“It is systemic,” she said. “A big part of the problem is the state’s unwillingness to have strong language around this and putting it back on the responsibility of the parents.”
Off the radar
Remote learning is “super hard” for 10-year-old Oliver Parker, who until recently could only handle about 15 minutes of online learning a day.
“I don’t like seeing 26 faces at once,” said Oliver, who is autistic. He has trouble in social situations and with sensory processing. Classmates, he said, “are always interrupting each other. It’s hard to listen to.”
About two weeks ago, a district tutor began helping him for 30 minutes a day, five days a week, which has helped.
A private neurodevelopmental pediatrician, a clinical psychologist and a speech and language pathologist have assessed him. But Oliver, a fourth grader at Pathfinder K-8 in West Seattle, needed a separate evaluation by special education staff to decide if he qualifies for services. When the coronavirus arrived in Washington, this evaluation was put on hold indefinitely. “We were basically told that without [in-person] observation they can’t evaluate,” said his mother, Jana Parker.
Michelle Farrell, a Seattle special education teacher who works with blind and visually impaired children, said she understands and appreciates parents’ frustrations. Farrell has two children who went through the special education system in Washington. “But from the educators’ side, when we do an evaluation it needs to be completely comprehensive,” she said. “So yes, a big piece of that is reports from outside providers … but we need to assess not on a medical basis, but on an education basis.”
But few suspected — or planned — for the possibility that evaluations would be delayed past last school year, she said. “It’s now become evident to everyone that this isn’t going away anytime soon and we need to find ways to make it work.”
Officials in Seattle and elsewhere say such evaluations are now beginning in-person, or through a combination of in-person and remote observations. Seattle schools plan to complete more than 1,000 evaluations by Dec. 1, district spokesperson Tim Robinson wrote in an email; Parker recently heard that Oliver’s evaluation will be scheduled soon. Lake Washington had an evaluation backlog of 29 students; Bellevue officials said they had none. OSPI flags districts that don’t meet evaluations deadlines — which could result in reduced funds for those students, Gallo said.
Such delays are an extension of deep-rooted problems in special education, said Janis White, Seattle Special Education PTSA president. “But they are magnified by COVID and remote learning.”
Caroline recently tried to introduce her son to an iPad, though he’s still having trouble concentrating. She’s also gone back again to her son’s special education team to request more face-to-face learning. After The Seattle Times inquired about his case, the district on Friday added 2.5 hours to his daily instruction. Caroline said the extra time was offered on a trial basis.

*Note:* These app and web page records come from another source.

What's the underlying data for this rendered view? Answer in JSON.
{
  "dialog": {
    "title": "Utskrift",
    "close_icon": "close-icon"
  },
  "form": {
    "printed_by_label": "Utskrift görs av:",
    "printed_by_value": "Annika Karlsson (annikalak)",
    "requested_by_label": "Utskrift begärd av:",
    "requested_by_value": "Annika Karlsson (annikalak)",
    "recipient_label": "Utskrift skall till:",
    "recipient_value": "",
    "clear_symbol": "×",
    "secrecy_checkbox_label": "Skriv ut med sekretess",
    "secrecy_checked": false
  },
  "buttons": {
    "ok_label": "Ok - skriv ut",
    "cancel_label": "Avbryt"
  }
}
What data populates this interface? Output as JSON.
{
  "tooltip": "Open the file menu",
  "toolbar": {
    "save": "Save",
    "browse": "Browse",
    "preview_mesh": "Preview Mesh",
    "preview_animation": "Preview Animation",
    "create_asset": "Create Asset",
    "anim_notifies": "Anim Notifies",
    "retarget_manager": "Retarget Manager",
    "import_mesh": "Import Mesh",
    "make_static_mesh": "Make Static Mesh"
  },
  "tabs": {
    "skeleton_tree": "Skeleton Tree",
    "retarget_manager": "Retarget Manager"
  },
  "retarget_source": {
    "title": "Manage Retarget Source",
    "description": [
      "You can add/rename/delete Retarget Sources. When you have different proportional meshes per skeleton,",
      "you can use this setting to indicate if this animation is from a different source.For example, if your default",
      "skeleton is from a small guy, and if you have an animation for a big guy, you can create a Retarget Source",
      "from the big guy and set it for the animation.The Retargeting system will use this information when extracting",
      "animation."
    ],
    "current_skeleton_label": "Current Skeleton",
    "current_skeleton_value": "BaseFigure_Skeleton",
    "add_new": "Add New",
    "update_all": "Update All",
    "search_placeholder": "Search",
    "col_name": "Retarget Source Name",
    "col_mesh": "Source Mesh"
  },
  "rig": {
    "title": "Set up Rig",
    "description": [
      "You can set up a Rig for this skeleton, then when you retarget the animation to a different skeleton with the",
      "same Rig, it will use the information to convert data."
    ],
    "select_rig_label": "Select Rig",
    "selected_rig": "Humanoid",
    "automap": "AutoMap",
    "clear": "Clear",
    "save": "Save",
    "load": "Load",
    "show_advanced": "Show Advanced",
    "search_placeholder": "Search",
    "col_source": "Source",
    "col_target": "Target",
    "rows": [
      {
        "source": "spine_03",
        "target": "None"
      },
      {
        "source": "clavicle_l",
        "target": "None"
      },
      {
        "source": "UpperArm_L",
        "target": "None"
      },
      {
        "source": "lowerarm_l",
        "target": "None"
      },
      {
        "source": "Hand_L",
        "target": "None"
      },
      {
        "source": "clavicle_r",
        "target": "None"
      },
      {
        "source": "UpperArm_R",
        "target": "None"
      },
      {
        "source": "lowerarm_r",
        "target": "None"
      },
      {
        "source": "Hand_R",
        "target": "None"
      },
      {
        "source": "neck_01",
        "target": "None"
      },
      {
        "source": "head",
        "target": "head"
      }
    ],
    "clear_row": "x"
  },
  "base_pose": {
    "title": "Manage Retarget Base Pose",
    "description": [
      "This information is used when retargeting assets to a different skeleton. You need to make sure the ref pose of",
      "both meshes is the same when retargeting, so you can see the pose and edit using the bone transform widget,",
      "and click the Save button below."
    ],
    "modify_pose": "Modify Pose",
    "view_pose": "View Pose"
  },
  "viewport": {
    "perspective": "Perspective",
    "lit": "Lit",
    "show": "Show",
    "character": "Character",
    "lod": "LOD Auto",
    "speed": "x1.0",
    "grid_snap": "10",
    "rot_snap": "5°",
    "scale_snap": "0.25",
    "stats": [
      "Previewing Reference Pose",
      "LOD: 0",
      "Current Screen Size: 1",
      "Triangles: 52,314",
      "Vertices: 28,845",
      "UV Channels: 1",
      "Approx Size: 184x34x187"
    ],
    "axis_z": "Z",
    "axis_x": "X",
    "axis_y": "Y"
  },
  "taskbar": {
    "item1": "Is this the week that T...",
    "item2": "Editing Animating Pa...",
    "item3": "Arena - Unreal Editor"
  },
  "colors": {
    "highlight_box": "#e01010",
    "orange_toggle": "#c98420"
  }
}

“I’m telling them that I am already frustrated, and they said to me that their hearts are broken,” she said. “I don’t want their empathy. I want actions for the education of my son.”